• _Task prompt_
Could you write the entries out again, exactly as they appear?

• _Supplied information_

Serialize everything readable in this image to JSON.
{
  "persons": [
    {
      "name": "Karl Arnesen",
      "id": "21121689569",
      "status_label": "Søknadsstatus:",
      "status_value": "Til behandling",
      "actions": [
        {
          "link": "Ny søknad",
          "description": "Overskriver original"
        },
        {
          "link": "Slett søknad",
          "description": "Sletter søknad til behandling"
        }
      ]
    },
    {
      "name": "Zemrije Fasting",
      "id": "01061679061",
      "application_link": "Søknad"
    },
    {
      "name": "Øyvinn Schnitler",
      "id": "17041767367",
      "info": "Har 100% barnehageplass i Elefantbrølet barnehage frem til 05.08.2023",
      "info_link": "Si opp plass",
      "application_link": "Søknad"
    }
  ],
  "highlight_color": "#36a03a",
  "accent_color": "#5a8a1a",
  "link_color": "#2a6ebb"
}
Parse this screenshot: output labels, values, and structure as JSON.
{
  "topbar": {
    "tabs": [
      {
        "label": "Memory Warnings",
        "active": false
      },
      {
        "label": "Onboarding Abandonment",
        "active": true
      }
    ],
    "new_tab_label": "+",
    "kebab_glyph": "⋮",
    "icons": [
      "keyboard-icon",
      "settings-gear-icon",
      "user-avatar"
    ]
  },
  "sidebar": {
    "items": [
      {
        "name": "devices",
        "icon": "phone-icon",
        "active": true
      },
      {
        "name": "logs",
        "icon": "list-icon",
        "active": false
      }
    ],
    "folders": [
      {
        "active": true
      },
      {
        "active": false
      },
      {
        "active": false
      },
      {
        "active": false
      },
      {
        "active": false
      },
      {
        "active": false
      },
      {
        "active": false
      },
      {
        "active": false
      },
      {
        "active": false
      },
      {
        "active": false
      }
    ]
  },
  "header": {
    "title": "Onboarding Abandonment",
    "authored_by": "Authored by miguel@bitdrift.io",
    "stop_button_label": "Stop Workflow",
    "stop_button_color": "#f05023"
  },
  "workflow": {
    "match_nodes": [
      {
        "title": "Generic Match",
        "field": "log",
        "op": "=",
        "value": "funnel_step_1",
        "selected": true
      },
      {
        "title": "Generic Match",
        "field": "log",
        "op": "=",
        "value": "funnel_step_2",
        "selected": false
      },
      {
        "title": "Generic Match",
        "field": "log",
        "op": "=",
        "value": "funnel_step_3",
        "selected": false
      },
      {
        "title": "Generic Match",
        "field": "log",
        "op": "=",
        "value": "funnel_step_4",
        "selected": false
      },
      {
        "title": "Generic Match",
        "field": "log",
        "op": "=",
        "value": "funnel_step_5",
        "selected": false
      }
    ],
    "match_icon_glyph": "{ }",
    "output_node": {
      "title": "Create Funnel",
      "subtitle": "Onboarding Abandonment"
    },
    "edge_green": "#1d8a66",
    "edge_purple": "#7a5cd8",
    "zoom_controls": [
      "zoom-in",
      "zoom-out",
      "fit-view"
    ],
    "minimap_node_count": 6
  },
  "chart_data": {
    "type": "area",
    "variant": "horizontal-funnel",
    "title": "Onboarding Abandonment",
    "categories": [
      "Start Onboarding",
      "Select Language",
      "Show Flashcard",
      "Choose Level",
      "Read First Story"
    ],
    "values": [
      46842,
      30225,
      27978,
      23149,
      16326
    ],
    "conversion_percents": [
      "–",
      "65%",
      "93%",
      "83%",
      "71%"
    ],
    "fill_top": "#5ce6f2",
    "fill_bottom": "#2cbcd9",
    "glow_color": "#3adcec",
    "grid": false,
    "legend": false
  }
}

• _Your solution_
Serialize everything readable in this image to JSON.
{
  "persons": [
    {
      "name": "Karl Arnesen",
      "id": "21121689569",
      "status_label": "Søknadsstatus:",
      "status_value": "Til behandling",
      "actions": [
        {
          "link": "Ny søknad",
          "description": "Overskriver original"
        },
        {
          "link": "Slett søknad",
          "description": "Sletter søknad til behandling"
        }
      ]
    },
    {
      "name": "Zemrije Fasting",
      "id": "01061679061",
      "application_link": "Søknad"
    },
    {
      "name": "Øyvinn Schnitler",
      "id": "17041767367",
      "info": "Har 100% barnehageplass i Elefantbrølet barnehage frem til 05.08.2023",
      "info_link": "Si opp plass",
      "application_link": "Søknad"
    }
  ],
  "highlight_color": "#36a03a",
  "accent_color": "#5a8a1a",
  "link_color": "#2a6ebb"
}
Parse this screenshot: output labels, values, and structure as JSON.
{
  "topbar": {
    "tabs": [
      {
        "label": "Memory Warnings",
        "active": false
      },
      {
        "label": "Onboarding Abandonment",
        "active": true
      }
    ],
    "new_tab_label": "+",
    "kebab_glyph": "⋮",
    "icons": [
      "keyboard-icon",
      "settings-gear-icon",
      "user-avatar"
    ]
  },
  "sidebar": {
    "items": [
      {
        "name": "devices",
        "icon": "phone-icon",
        "active": true
      },
      {
        "name": "logs",
        "icon": "list-icon",
        "active": false
      }
    ],
    "folders": [
      {
        "active": true
      },
      {
        "active": false
      },
      {
        "active": false
      },
      {
        "active": false
      },
      {
        "active": false
      },
      {
        "active": false
      },
      {
        "active": false
      },
      {
        "active": false
      },
      {
        "active": false
      },
      {
        "active": false
      }
    ]
  },
  "header": {
    "title": "Onboarding Abandonment",
    "authored_by": "Authored by miguel@bitdrift.io",
    "stop_button_label": "Stop Workflow",
    "stop_button_color": "#f05023"
  },
  "workflow": {
    "match_nodes": [
      {
        "title": "Generic Match",
        "field": "log",
        "op": "=",
        "value": "funnel_step_1",
        "selected": true
      },
      {
        "title": "Generic Match",
        "field": "log",
        "op": "=",
        "value": "funnel_step_2",
        "selected": false
      },
      {
        "title": "Generic Match",
        "field": "log",
        "op": "=",
        "value": "funnel_step_3",
        "selected": false
      },
      {
        "title": "Generic Match",
        "field": "log",
        "op": "=",
        "value": "funnel_step_4",
        "selected": false
      },
      {
        "title": "Generic Match",
        "field": "log",
        "op": "=",
        "value": "funnel_step_5",
        "selected": false
      }
    ],
    "match_icon_glyph": "{ }",
    "output_node": {
      "title": "Create Funnel",
      "subtitle": "Onboarding Abandonment"
    },
    "edge_green": "#1d8a66",
    "edge_purple": "#7a5cd8",
    "zoom_controls": [
      "zoom-in",
      "zoom-out",
      "fit-view"
    ],
    "minimap_node_count": 6
  },
  "chart_data": {
    "type": "area",
    "variant": "horizontal-funnel",
    "title": "Onboarding Abandonment",
    "categories": [
      "Start Onboarding",
      "Select Language",
      "Show Flashcard",
      "Choose Level",
      "Read First Story"
    ],
    "values": [
      46842,
      30225,
      27978,
      23149,
      16326
    ],
    "conversion_percents": [
      "–",
      "65%",
      "93%",
      "83%",
      "71%"
    ],
    "fill_top": "#5ce6f2",
    "fill_bottom": "#2cbcd9",
    "glow_color": "#3adcec",
    "grid": false,
    "legend": false
  }
}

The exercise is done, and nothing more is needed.